I like to group the Supertease/Supertrailer action by moods, and make sure each section is clearly set apart from the one before and after by a shift in music and tone. Make the division clear.
Try this combo: Opening statement, scene selects that are happy, scene selects that are sad, scene selects that are loud/confrontational, then end on the loudest, biggest clip you’ve got. It’s nice if you can find a good closing statement that bookends the whole mess with a thought not unlike the one you opened with, but implying big risk/stakes.
For Act 2, I always end with a deeper tease letting you look ahead to something big in act 6 (or 5 if you have a 5 act structure). For all other teases, resist the urge to completely give away the biggest moment in the next act… I often look for a bold statement and end on an exaggerated version of the reaction shot.

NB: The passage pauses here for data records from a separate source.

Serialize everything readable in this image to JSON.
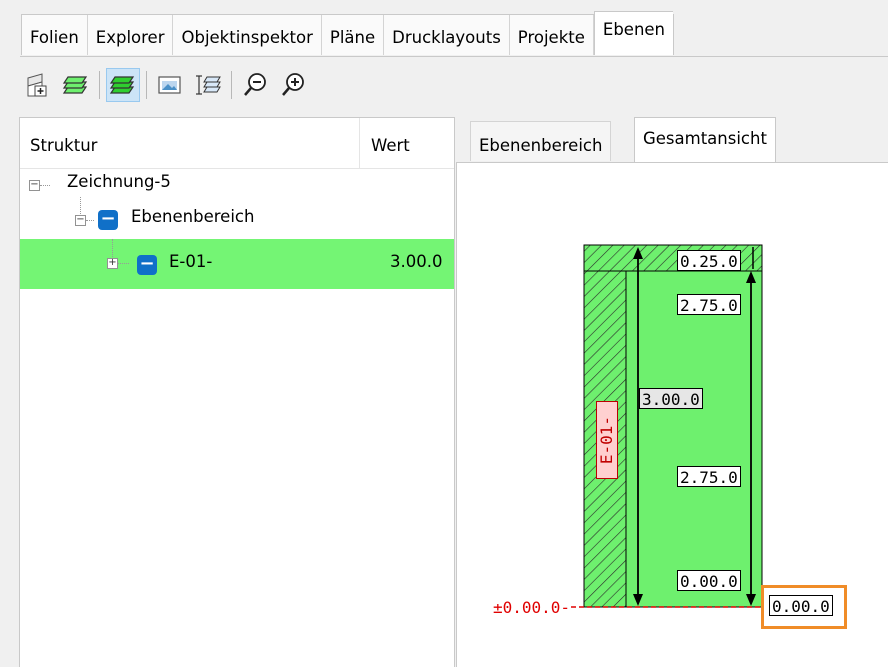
{
  "tabs": [
    "Folien",
    "Explorer",
    "Objektinspektor",
    "Pläne",
    "Drucklayouts",
    "Projekte",
    "Ebenen"
  ],
  "active_tab": "Ebenen",
  "toolbar": {
    "buttons": [
      "new-level-icon",
      "layers-icon",
      "layers-active-icon",
      "image-icon",
      "layer-settings-icon",
      "zoom-out-icon",
      "zoom-in-icon"
    ]
  },
  "tree": {
    "col_struktur": "Struktur",
    "col_wert": "Wert",
    "nodes": [
      {
        "label": "Zeichnung-5",
        "value": ""
      },
      {
        "label": "Ebenenbereich",
        "value": ""
      },
      {
        "label": "E-01-",
        "value": "3.00.0"
      }
    ]
  },
  "view_tabs": [
    "Ebenenbereich",
    "Gesamtansicht"
  ],
  "active_view_tab": "Gesamtansicht",
  "drawing": {
    "level_name": "E-01-",
    "top_dim": "0.25.0",
    "upper_dim": "2.75.0",
    "total_dim": "3.00.0",
    "lower_dim": "2.75.0",
    "base_dim": "0.00.0",
    "ground_label": "±0.00.0-",
    "selected_value": "0.00.0"
  },
  "colors": {
    "selection_green": "#74f574",
    "level_fill": "#6ef06e",
    "badge_blue": "#1070c8",
    "ground_red": "#e00000",
    "highlight_orange": "#f08c28"
  }
}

You want the moment that’s about to explode, not the whole explosion.
These should generally only contain material that sets up or reminds us of what’s being paid off or advanced heavily in the current episode. Nothing else matters, no matter how loud or visually attention-getting. The whole deal is about making sure viewers, especially new ones, understand where tonight’s action is coming from.
Don’t forget to use these as the foundation for your previously-ons and next-ons for the episodes before and after. Why do these completely from scratch?
Next ons should hint at further development of something already in motion as of the current episode OR tease something really big and new that’s coming down the pike. I usually limit myself to two or three beats of general action, loudest/most active last. If you’ve got big action, consider hiding the real physical action, covering it with big reaction shots. That way, revealing the real image/action in the next episode will feel like a surprise.
That’s all for this entry. Story pals, any favorite approaches to these? Leave ’em in the comments section.